This week in MG history, we feature a very special model – the MG SA. On the 27th June 1935, James Wignall of Mulliner produced a number of drawings for a proposed large MG saloon, at the request of Cecil Kimber. One of these drawings would go on to become the basis of the MG SA Saloon that was launched in October of the same year following the Morris Motors takeover.
The SA Sports Saloon was the first of the cars in the MG ‘SVW’ family incorporating the SA (2 litre), VA (1.5 litre) and WA (2.6 litre) models manufactured from October 1935 to late 1939.
Although the SA was not the first saloon that MG had produced, it was considered by many to be the finest looking. It was the largest MG model, eclipsed only by the 2.6 litre WA in 1938 and nothing MG has produced since has come close. The saloon was one of the standard models offered and intially cost £375. Also offered was a 2 door convertible with coachwork by Salmons & Sons, known as the Tickford, and a 2 door convertible with coachwork by Charlesworth, known as the Tourer. The Tickford initially cost £398 and the Tourer £375. Although known for his legendary pursuits in creating, building and publicising MG sports cars, Cecil Kimber left behind his legacy in commissioning from Mulliner the design of the stunning saloon.
The SA was considered by many purists to not be a ‘proper’ MG, however the overall sales figures show that these large SVW cars were more popular than the smaller T type.

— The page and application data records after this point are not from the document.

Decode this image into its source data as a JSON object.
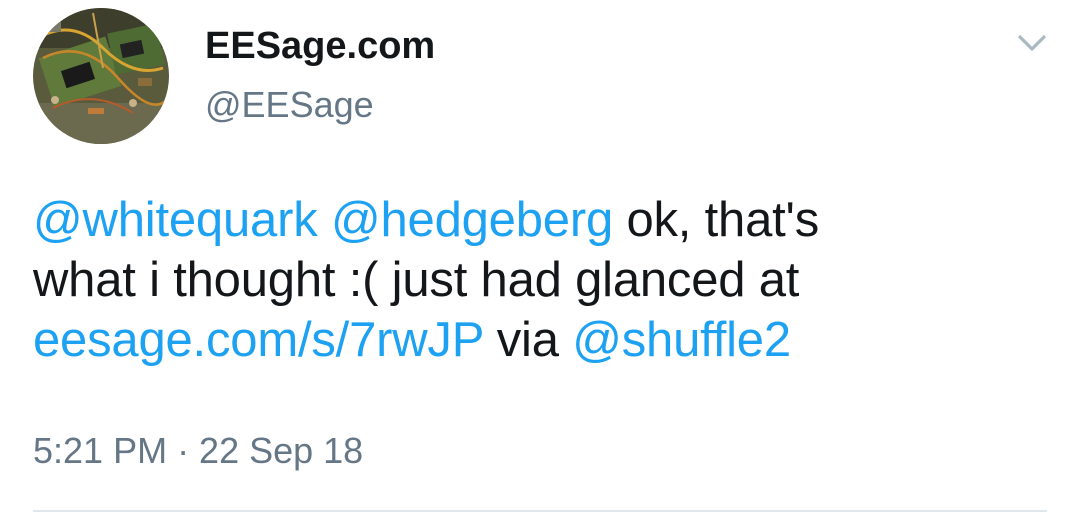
{
  "author": {
    "display_name": "EESage.com",
    "handle": "@EESage"
  },
  "menu": {
    "icon": "chevron-down-icon"
  },
  "tweet": {
    "mention_1": "@whitequark",
    "mention_2": "@hedgeberg",
    "text_1": "ok, that's",
    "text_2": "what i thought :( just had glanced at",
    "link": "eesage.com/s/7rwJP",
    "text_3": "via",
    "mention_3": "@shuffle2"
  },
  "meta": {
    "timestamp": "5:21 PM · 22 Sep 18"
  },
  "colors": {
    "link": "#1da1f2",
    "text": "#14171a",
    "secondary": "#657786",
    "divider": "#e1e8ed"
  }
}
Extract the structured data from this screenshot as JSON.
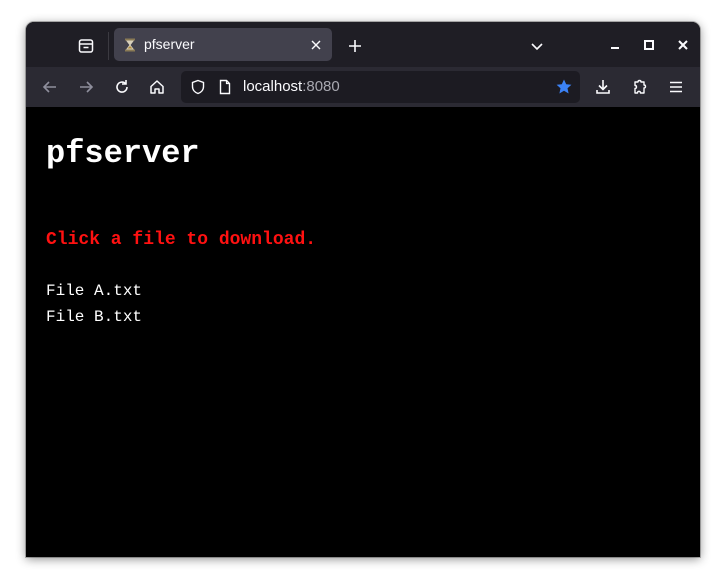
{
  "browser": {
    "tab": {
      "title": "pfserver",
      "favicon": "hourglass-favicon"
    },
    "url": {
      "host": "localhost",
      "port": ":8080"
    },
    "icons": {
      "tab_list": "tab-list-icon",
      "close_tab": "close-icon",
      "new_tab": "plus-icon",
      "list_all_tabs": "chevron-down-icon",
      "minimize": "minimize-icon",
      "maximize": "maximize-icon",
      "close_window": "close-icon",
      "back": "back-arrow-icon",
      "forward": "forward-arrow-icon",
      "reload": "reload-icon",
      "home": "home-icon",
      "tracking_protection": "shield-icon",
      "page_info": "page-icon",
      "bookmark": "star-icon",
      "downloads": "download-icon",
      "extensions": "puzzle-icon",
      "menu": "hamburger-menu-icon"
    },
    "colors": {
      "bookmark_star": "#3b82f6",
      "tab_active": "#42414d",
      "toolbar": "#2b2a33"
    }
  },
  "page": {
    "title": "pfserver",
    "instruction": "Click a file to download.",
    "instruction_color": "#ff1111",
    "files": [
      {
        "name": "File A.txt"
      },
      {
        "name": "File B.txt"
      }
    ]
  }
}
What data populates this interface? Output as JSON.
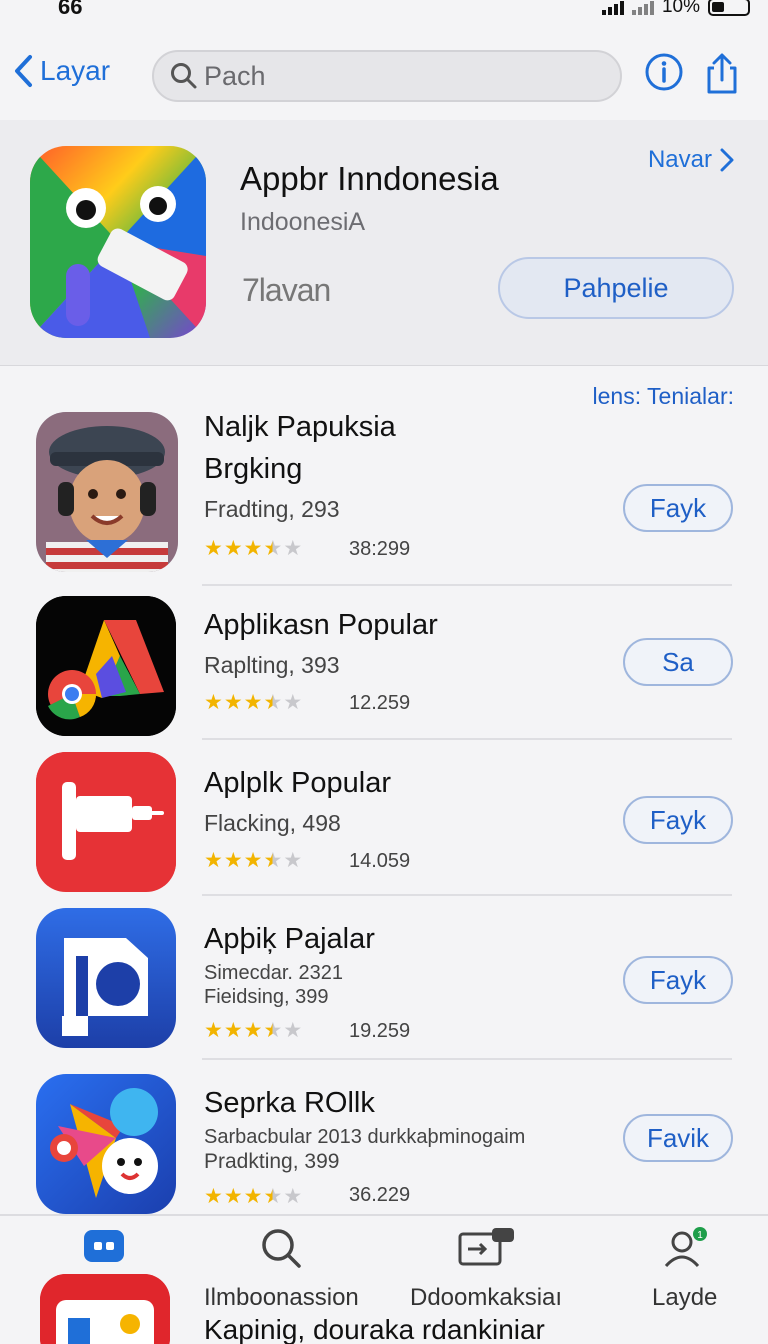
{
  "status": {
    "time": "66",
    "battery": "10%"
  },
  "nav": {
    "back_label": "Layar",
    "search_placeholder": "Pach"
  },
  "featured": {
    "title": "Appbr Inndonesia",
    "subtitle": "IndoonesiA",
    "rating_text": "7lavan",
    "link_label": "Navar",
    "button_label": "Pahpelie"
  },
  "section": {
    "link_label": "lens: Tenialar:"
  },
  "apps": [
    {
      "name_line1": "Naljk Papuksia",
      "name_line2": "Brgking",
      "meta1": "Fradting, 293",
      "meta2": "",
      "stars": 3.5,
      "count": "38:299",
      "button": "Fayk",
      "icon": "boy-headphones-icon"
    },
    {
      "name_line1": "Apþlikasn Popular",
      "name_line2": "",
      "meta1": "Raplting, 393",
      "meta2": "",
      "stars": 3.5,
      "count": "12.259",
      "button": "Sa",
      "icon": "colorful-a-chrome-icon"
    },
    {
      "name_line1": "Aplplk Popular",
      "name_line2": "",
      "meta1": "Flacking, 498",
      "meta2": "",
      "stars": 3.5,
      "count": "14.059",
      "button": "Fayk",
      "icon": "red-plug-icon"
    },
    {
      "name_line1": "Apþiķ Pajalar",
      "name_line2": "",
      "meta1": "Simecdar. 2321",
      "meta2": "Fieidsing, 399",
      "stars": 3.5,
      "count": "19.259",
      "button": "Fayk",
      "icon": "blue-p-icon"
    },
    {
      "name_line1": "Seprka ROllk",
      "name_line2": "",
      "meta1": "Sarbacbular 2013 durkkaþminogaim",
      "meta2": "Pradkting, 399",
      "stars": 3.5,
      "count": "36.229",
      "button": "Favik",
      "icon": "colorful-face-icon"
    }
  ],
  "tabs": [
    {
      "label": "",
      "icon": "today-icon",
      "active": true
    },
    {
      "label": "Ilmboonassion",
      "icon": "search-icon",
      "active": false
    },
    {
      "label": "Ddoomkaksiaı",
      "icon": "arcade-icon",
      "active": false
    },
    {
      "label": "Layde",
      "icon": "account-icon",
      "active": false
    }
  ],
  "bottom_peek": {
    "text": "Kapinig, douraka rdankiniar"
  },
  "colors": {
    "accent": "#1f6fd8",
    "star": "#f2b400",
    "background": "#f4f4f6"
  }
}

There were only 3382 TAs and TBs produced in the same period as the 5514 SVWs, which supported Kimber’s faith in producing a larger, more elegant car.